Kids don’t have to be really thin to have an eating disorder.
Not everyone with an eating disorder looks like he or she has an eating disorder. The condition is often hidden in secret habits or obsessions. For example, binge eating and bulimia — or binging and purging — are common eating disorders not necessarily associated with thinness. …
At the same time, I really, really don’t want my children to have an eating disorder. I know this because I had one. …
From offering advice to exhausted caregivers, to exploring whether or not early school times are endangering the physical well being of teenagers, it’s been a busy week here at Thrive. See what you may have missed and/or what others are saying about some of these issues.
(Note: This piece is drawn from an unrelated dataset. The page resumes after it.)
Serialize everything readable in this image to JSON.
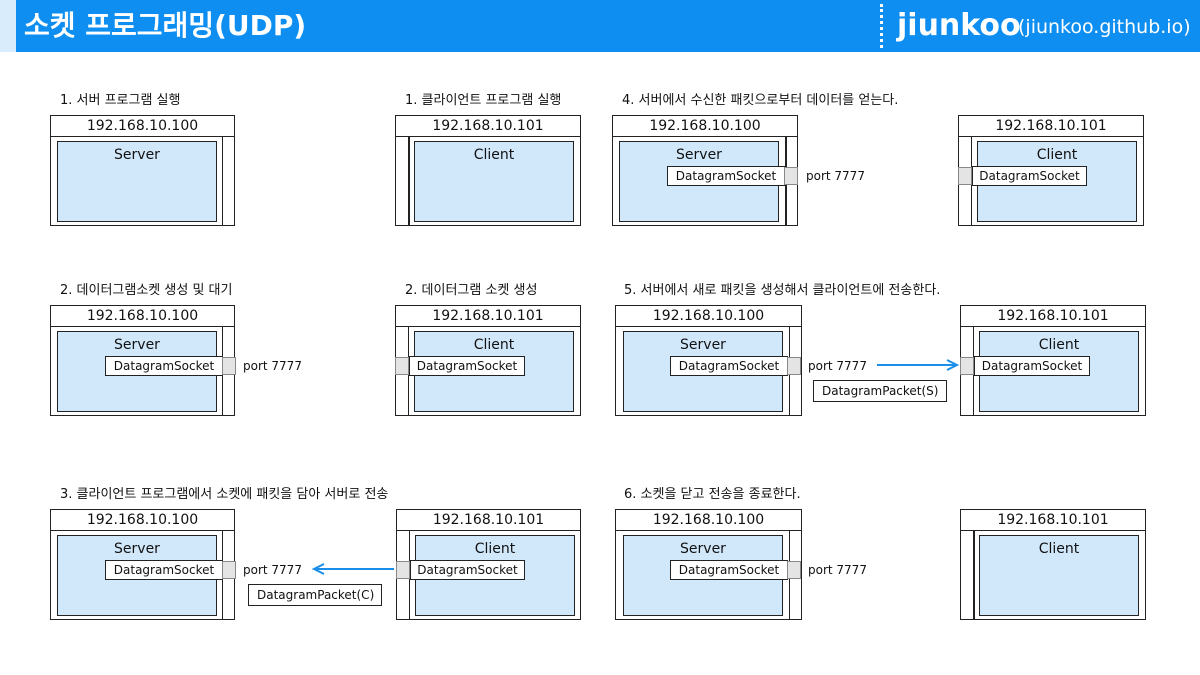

Deciphering epilepsy: Epilepsy is a disease that remains stubbornly bewildering—to the nearly three million Americans who have it and the doctors who treat it. This week 60 Minutes aired a piece on the disease featuring research done by Children’s Frances Jensen, MD, recently named president of the American Epilepsy Society.
Caring for the Caregiver: Dixie Coskie is the mother of a child who lived through both a traumatic brain injury and cancer. In this blog post, Dixie writes about the stress that comes from being the primary caregiver of a sick child and the importance of taking care of yourself. The story really hit home with our readers. Check out some of the comments, and join the conversation.
“Thank you for sharing your story! As a caregiver for my son, I also did not care for my own health and suffered the consequences. I am now back in school to become a medical social worker to use our experiences to assist others with chronic medical conditions adapt to their new lives. Even though I had to learn along the way, I do not want others to have to learn the hard way!” …
“I’m about to start on a 30 hour fast, who’s with me? We can do it!” reads one post on a pro-anorexia website. Another girl posts a picture of her hipbone on her Twitter account, eliciting approving comments about how far it juts out.
The Internet can be a dangerous place for young people, from online predators to identity theft. Now, adding to the list of potential online hazards, are a slew of websites that actually encourage eating disorders by asserting that anorexia and bulimia are lifestyle choices rather than life-threatening mental illnesses.